Cities that redefined themselves to attract top millennial talent years ago are now in a transitional mode. Studio and single bedroom condos used to fill the need. We now have the millennial families. These families simply want to incorporate children in the live, work, and play environment.  Additionally, we’re seeing the live, work, and play environment become multi-generational. Denver and Seattle have adjusted, providing two and three bedroom condos within the live, work, play zones. Other large cities are following suit. Green space is an important aspect of city life. This includes passive and active parks along with dog parks. Pets aren’t just pets, they’re family members who get to go shopping and even join the family for dinner at outdoor venues.   

Q. When redeveloping a section of a city is it important to find a balance between the preservation of older buildings and the development of new ones? 

A. Balance is an interesting word. I don’t believe there’s a definable balance between old and new. I would tend to believe it’s more about vision, direction, needs, and desired growth. As an architect I believe the preservation of architectural history is extremely important. At the same time I believe architecture defines; thereby the balance could be viewed as ever changing.  

Q. What are the challenges in incorporating new buildings into historic areas (like Uptown)?

A. Probably the greatest challenges are opinion and understanding. I believe if all factors are properly considered and integrated within the design then the challenge simply becomes one of educating. Most opinions are based solely on aesthetics without consideration of other important factors such as client, community vision (the big picture), needs, and desired growth.   

In essence we’re going back to visualization; utilizing architecture to help define who we are as a community. So at the end of the day the question becomes, What do we want Uptown to say about our community? Who do we want to attract? How will what’s built support the vision? There are plenty of small towns throughout Georgia with monochromatic downtowns; downtowns that are completely historic. We have a community that’s hungry for so much more. We’ll drive a hundred miles to shop because the experience we desire isn’t here. We’re losing exceptional young talent every year because they desire something more. The opportunities for shaping and defining positive growth exist. The key is ensuring we take advantage of every opportunity. Obviously at the end of the day we want to be able to look back and say ‘we did it right!’ 

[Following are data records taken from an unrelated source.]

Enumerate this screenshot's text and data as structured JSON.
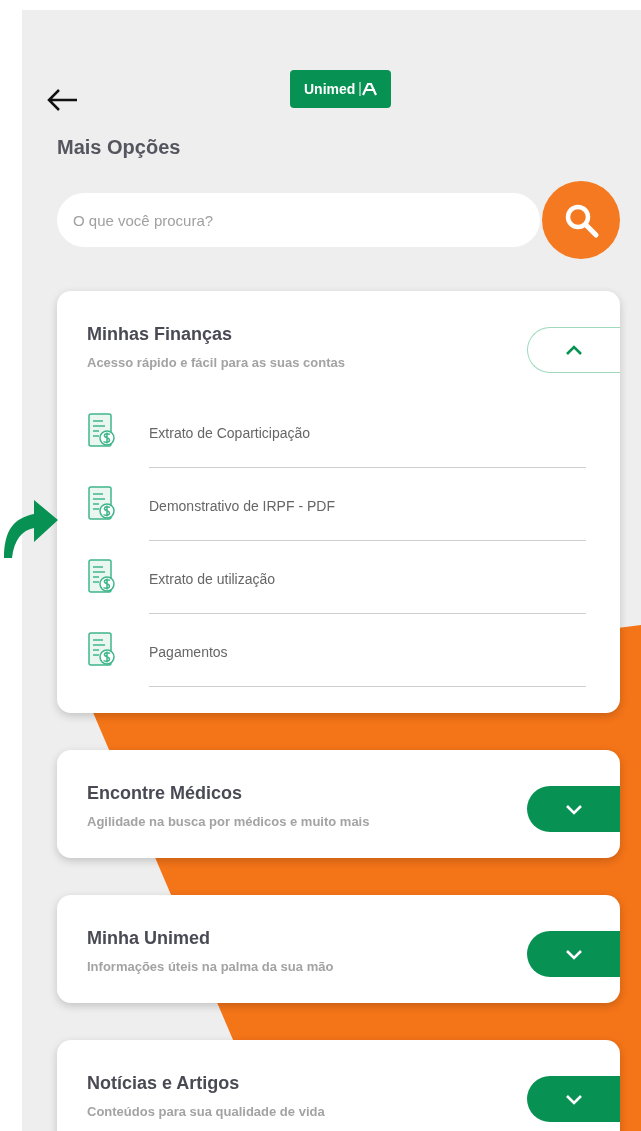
{
  "header": {
    "logo": "Unimed"
  },
  "title": "Mais Opções",
  "search": {
    "placeholder": "O que você procura?"
  },
  "sections": [
    {
      "title": "Minhas Finanças",
      "subtitle": "Acesso rápido e fácil para as suas contas",
      "expanded": true,
      "items": [
        {
          "label": "Extrato de Coparticipação"
        },
        {
          "label": "Demonstrativo de IRPF - PDF"
        },
        {
          "label": "Extrato de utilização"
        },
        {
          "label": "Pagamentos"
        }
      ]
    },
    {
      "title": "Encontre Médicos",
      "subtitle": "Agilidade na busca por médicos e muito mais",
      "expanded": false
    },
    {
      "title": "Minha Unimed",
      "subtitle": "Informações úteis na palma da sua mão",
      "expanded": false
    },
    {
      "title": "Notícias e Artigos",
      "subtitle": "Conteúdos para sua qualidade de vida",
      "expanded": false
    }
  ]
}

So let’s look at balance and challenges together. I believe exceptional architecture responds to its environment; thereby new must respond to and respect history. What defines respect and how it’s expressed is where opinions differ. The challenge is the aesthetic impact of balance. I believe, in most situations, respect isn’t duplication or copying. In fact, when dealing with historic preservation the desire is to illustrate the new, as new in order for individuals to visually understand the difference as part of the experience. The understanding of factors impacting design – environment, client, needs, community and so forth – all influence the interpretation leading to the design solution. 

Q. What’s your favorite building in Columbus and why?

A. I prefer to answer this using a building that’s not ours. So outside of 2WR’s work I’d have to say CSU’s Corn Center for Visual Arts. It’s a timeless and well-detailed design solution. It utilizes a well-balanced approach between respecting the historic fabric of its surroundings while incorporating progressive and modern language. It makes an exceptional statement about the past and future of Columbus State University while also acknowledging Columbus. It provides amenities for the community through its connection to the Riverwalk, exterior courtyards and covered walks. The rhythm of solid versus transparent wall systems facing the river are beautiful; especially at night. The details are extremely well done with the majority of detailing not in the brickwork itself; rather the beauty is seen in the subtle details within the simplicity of the overall design. I also like the use and expression of raw materials such as the concrete utilized for the large canopy on the west façade, round columns intermixed with brick wing walls, and the low wall fronting the courtyard on the northwest side of the building.  The design can be viewed as an architecture of honesty.

AuthorLee Martin